Since beginning his career in 1982, Huppertz has argued before the Wisconsin Supreme Court five times and has lectured on the admissibility of DNA evidence in criminal cases.
Powers served as an Assistant District Attorney with the Waukesha County District Attorney's office as well as a municipal judge in North Prairie.
For more information, please visit www.waukeshacriminalattorneys.com.
You’ve just been convicted of a crime. Now what?
What many people fail to realize is that, in certain cases, they still have several options.
For instance, you can file a direct criminal appeal, seek a modification of your sentence, or pursue a number of other post-conviction remedies. The key is that you must act quickly because there are many time limits on filing a direct appeal or for pursuing other remedies.
A standard appeal is based upon a couple of different issues. One would be that you or your attorney had filed a motion to suppress, indicating you believed that you were stopped or arrested illegally or that your statement was obtained illegally and you lost this argument at the trial court level. Subsequently, you’re found guilty of the charge but you still believe this issue deserves another look and your attorney files an appeal with the Court of Appeals.
Another typical appeal that we see would be a case where the person convicted believes that he or she is aggrieved by the sentence and that there was some sort of manifest injustice that the judge utilized in sentencing that person. For instance, let’s say a prosecutor and the defense were both seeking probation in a case where a hefty prison sentence was possible and the judge maxed out that person on a prison sentence. We might be able to make the argument that there was a manifest injustice or some type kind of abuse of discretion by the trial court. However, in my experience, these kinds of cases are few and far between as far as being worthy of appeal.
Many of the appeals we’ve seen of late and with more publicity include requests for new trials based upon new evidence that’s come to light or even re-sentencing based upon information that was not available at the time of sentencing.

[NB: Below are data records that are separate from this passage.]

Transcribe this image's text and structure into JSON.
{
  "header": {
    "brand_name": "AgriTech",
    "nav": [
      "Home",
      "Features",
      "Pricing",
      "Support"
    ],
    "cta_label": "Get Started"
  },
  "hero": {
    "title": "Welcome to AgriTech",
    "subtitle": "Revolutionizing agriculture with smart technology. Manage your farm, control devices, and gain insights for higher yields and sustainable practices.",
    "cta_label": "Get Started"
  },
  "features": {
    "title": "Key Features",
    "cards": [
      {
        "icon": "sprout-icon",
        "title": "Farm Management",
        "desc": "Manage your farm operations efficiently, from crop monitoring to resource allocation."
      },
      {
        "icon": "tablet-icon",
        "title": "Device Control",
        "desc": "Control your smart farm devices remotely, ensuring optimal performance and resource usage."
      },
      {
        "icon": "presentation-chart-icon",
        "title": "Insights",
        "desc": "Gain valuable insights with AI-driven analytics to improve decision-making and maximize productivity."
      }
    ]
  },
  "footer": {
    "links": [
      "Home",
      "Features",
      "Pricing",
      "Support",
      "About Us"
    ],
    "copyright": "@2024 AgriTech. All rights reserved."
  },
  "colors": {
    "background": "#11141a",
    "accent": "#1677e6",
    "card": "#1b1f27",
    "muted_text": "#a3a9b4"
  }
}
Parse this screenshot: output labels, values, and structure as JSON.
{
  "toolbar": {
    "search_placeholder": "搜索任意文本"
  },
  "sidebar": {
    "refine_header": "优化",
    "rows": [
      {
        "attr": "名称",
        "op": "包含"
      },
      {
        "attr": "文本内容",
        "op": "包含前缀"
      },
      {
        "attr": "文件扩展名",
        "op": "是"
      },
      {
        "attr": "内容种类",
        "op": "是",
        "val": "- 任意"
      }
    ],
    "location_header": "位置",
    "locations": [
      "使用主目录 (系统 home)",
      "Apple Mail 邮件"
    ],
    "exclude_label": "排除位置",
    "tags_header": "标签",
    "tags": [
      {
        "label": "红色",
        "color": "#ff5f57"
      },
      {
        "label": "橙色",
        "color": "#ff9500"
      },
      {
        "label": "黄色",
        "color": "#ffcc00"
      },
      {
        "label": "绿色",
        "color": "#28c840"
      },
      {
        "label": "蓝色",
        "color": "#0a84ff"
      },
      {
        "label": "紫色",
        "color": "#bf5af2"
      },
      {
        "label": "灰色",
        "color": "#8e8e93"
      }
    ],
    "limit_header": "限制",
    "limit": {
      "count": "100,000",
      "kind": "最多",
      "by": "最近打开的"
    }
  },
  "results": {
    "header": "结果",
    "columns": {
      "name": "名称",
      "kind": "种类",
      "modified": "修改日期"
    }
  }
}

What’s important to keep in mind for someone that’s been convicted, let’s say in a standard OWI criminal case. The person who’s been sentenced might have lost a motion suggesting that the traffic stop was illegal. Courts routinely advise defendants what their appeals rights are as it relates to those types of issues.
Defendants have 20 days from the day of their sentencing in which they can request an appeal. This must be done in writing to the court, either by the defendant or the attorney, or that right is lost forever.
The important thing to remember through all of this is that appellate issues are limited in scope. People need to realize that there are time limits for making a request for an appeal. In certain cases, that window of time can be extended but it’s a good rule of thumb to use the 20 day time frame if you wish to make an appeal to the court system.Bottom line? If you’re contemplating making an appeal you need to discuss it thoroughly with a competent trial attorney or litigant who thinks that the facts, if viewed in a different light, might actually favor your position in contrast to what the judge ruled. In my experience, in the vast majority of criminal cases we see, these appeals happen in OWI cases because there is generally considerable discussion as to why the traffic stop was made and whether there truly was probably cause for arrest.